55g blue cheese (alter to taste)
125ml single cream (alter to taste)
Salt/pepper to taste

To finish
Handful of hazelnuts
Drizzle of honey

Prep the veg
  1. Peel and chop the potatoes into medium-sized chunks and boil them until soft. 
  2. Peel and chop the celeriac into finger-sized chunks and steam them. 
  3. Wash and steam the spinach.

Make the sauce
  1. Whilst your potatoes cool, tip your celeriac into a food processor and add half the cream and a splash of water. 
  2. Blitz until smooth and then add the cheese, broken up into smaller chunks. You might want to add the cheese bit by bit to taste, so grab a spoon! 
  3. Keep adding cream and/or water until the sauce has the consistency of a thick, creamy soup. Don't worry if it's not perfectly smooth - we'll pop it in a saucepan and heat it up when we're ready to serve which will get rid of that pulp-like consistency. 
  4. Salt and pepper to taste.
  5. Crush the hazelnuts and set to one side.

Make the gnocchi dough
  1. Mash the potatoes or use a potato ricer to do the hard work for you. Add to a bowl with the flour.
  2. Pop the spinach in a food processor and blitz until smooth. Add it to the bowl with a little salt and pepper and mix with your hands until the ingredients are well combined to form a slightly sticky dough.
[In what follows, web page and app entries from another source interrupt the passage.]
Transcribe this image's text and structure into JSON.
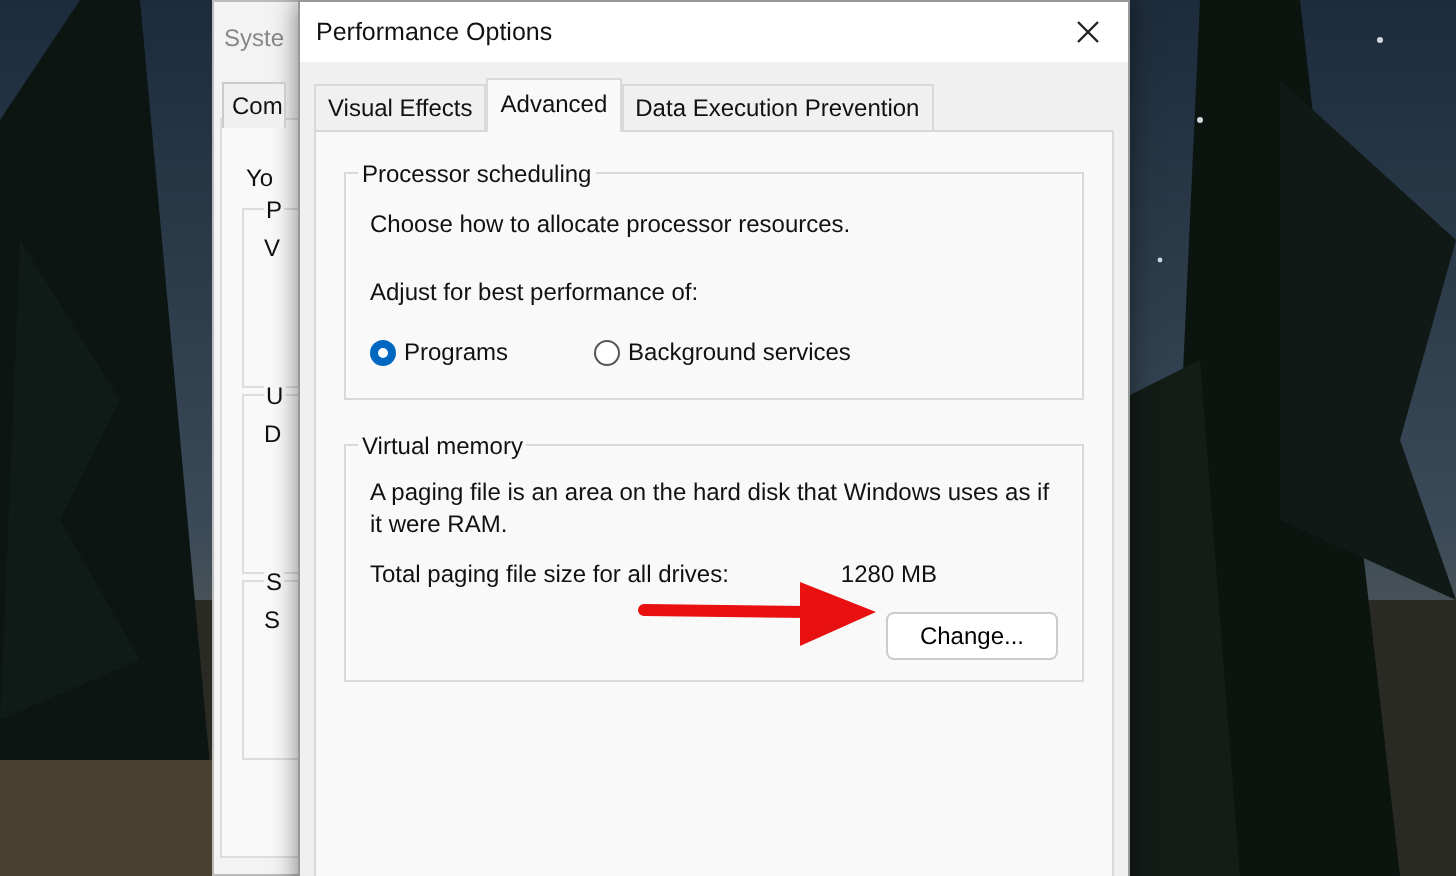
{
  "background_window": {
    "title": "Syste",
    "tab": "Com",
    "text": "Yo",
    "groups": [
      {
        "legend": "P",
        "text": "V"
      },
      {
        "legend": "U",
        "text": "D"
      },
      {
        "legend": "S",
        "text": "S"
      }
    ]
  },
  "dialog": {
    "title": "Performance Options",
    "tabs": [
      {
        "label": "Visual Effects",
        "selected": false
      },
      {
        "label": "Advanced",
        "selected": true
      },
      {
        "label": "Data Execution Prevention",
        "selected": false
      }
    ],
    "processor_scheduling": {
      "legend": "Processor scheduling",
      "description": "Choose how to allocate processor resources.",
      "prompt": "Adjust for best performance of:",
      "options": [
        {
          "label": "Programs",
          "selected": true
        },
        {
          "label": "Background services",
          "selected": false
        }
      ]
    },
    "virtual_memory": {
      "legend": "Virtual memory",
      "description": "A paging file is an area on the hard disk that Windows uses as if it were RAM.",
      "total_label": "Total paging file size for all drives:",
      "total_value": "1280 MB",
      "button": "Change..."
    }
  }
}
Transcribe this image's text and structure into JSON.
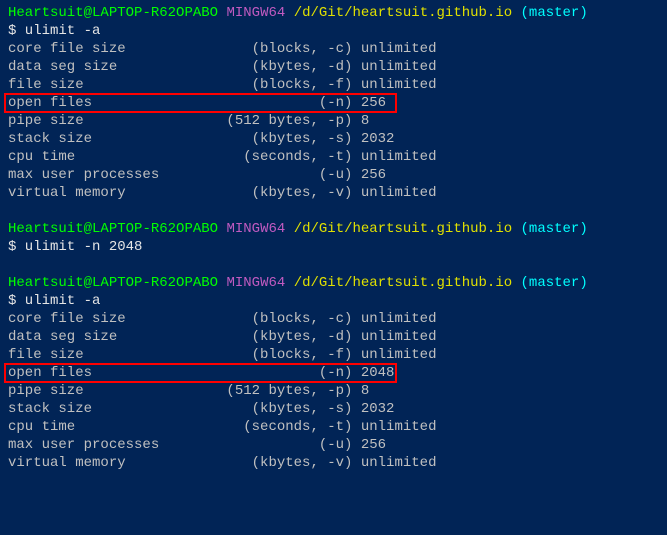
{
  "prompt": {
    "user": "Heartsuit",
    "at": "@",
    "host": "LAPTOP-R62OPABO",
    "shell": " MINGW64 ",
    "path": "/d/Git/heartsuit.github.io",
    "branch": " (master)"
  },
  "cmd1": "$ ulimit -a",
  "cmd2": "$ ulimit -n 2048",
  "cmd3": "$ ulimit -a",
  "out1": [
    {
      "name": "core file size",
      "flags": "(blocks, -c)",
      "value": "unlimited",
      "hl": false
    },
    {
      "name": "data seg size",
      "flags": "(kbytes, -d)",
      "value": "unlimited",
      "hl": false
    },
    {
      "name": "file size",
      "flags": "(blocks, -f)",
      "value": "unlimited",
      "hl": false
    },
    {
      "name": "open files",
      "flags": "(-n)",
      "value": "256",
      "hl": true
    },
    {
      "name": "pipe size",
      "flags": "(512 bytes, -p)",
      "value": "8",
      "hl": false
    },
    {
      "name": "stack size",
      "flags": "(kbytes, -s)",
      "value": "2032",
      "hl": false
    },
    {
      "name": "cpu time",
      "flags": "(seconds, -t)",
      "value": "unlimited",
      "hl": false
    },
    {
      "name": "max user processes",
      "flags": "(-u)",
      "value": "256",
      "hl": false
    },
    {
      "name": "virtual memory",
      "flags": "(kbytes, -v)",
      "value": "unlimited",
      "hl": false
    }
  ],
  "out2": [
    {
      "name": "core file size",
      "flags": "(blocks, -c)",
      "value": "unlimited",
      "hl": false
    },
    {
      "name": "data seg size",
      "flags": "(kbytes, -d)",
      "value": "unlimited",
      "hl": false
    },
    {
      "name": "file size",
      "flags": "(blocks, -f)",
      "value": "unlimited",
      "hl": false
    },
    {
      "name": "open files",
      "flags": "(-n)",
      "value": "2048",
      "hl": true
    },
    {
      "name": "pipe size",
      "flags": "(512 bytes, -p)",
      "value": "8",
      "hl": false
    },
    {
      "name": "stack size",
      "flags": "(kbytes, -s)",
      "value": "2032",
      "hl": false
    },
    {
      "name": "cpu time",
      "flags": "(seconds, -t)",
      "value": "unlimited",
      "hl": false
    },
    {
      "name": "max user processes",
      "flags": "(-u)",
      "value": "256",
      "hl": false
    },
    {
      "name": "virtual memory",
      "flags": "(kbytes, -v)",
      "value": "unlimited",
      "hl": false
    }
  ]
}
Get cooking
  1. Put a large pan of water on to boil and add a tablespoon of rock salt. Once it's boiling, turn it down to simmer.
  2. Pour the celeriac sauce into a saucepan and heat gently on a low heat, stirring occasionally until it is smooth and piping hot (but not boiling).
  3. Roll the gnocchi dough into long, thin sausages using your hands. You'll need to cover your hands and the work surface with flour to prevent the dough from sticking.
  4. Chop these sausages into small pieces to make your gnocchi!
  5. Add the gnocchi to the pan of water, one by one. They're ready to eat as soon as they float, so fish them out as they pop up.

Put it all together
  1. Ladle the sauce into two pasta dishes and arrange the gnocchi on top.
  2. Finish with a sprinkling of hazelnuts and a drizzle of honey.

So there you have it! The first of (hopefully) many more recipes to come. I really enjoyed the mix of textures and flavours in this dish and the way it's so warming and comforting whilst still containing a decent amount of veg. I also think homemade gnocchi are a really easy way to seriously impress dinner guests whilst also being the best kind of leftover to have in the fridge (just fry them up in some salted butter with sage and add parmesan - one of the best meals ever). 

Let me know if you try this out and what you think of it! We'll hopefully be back next month with another seasonal anglotalian recipe for you to try...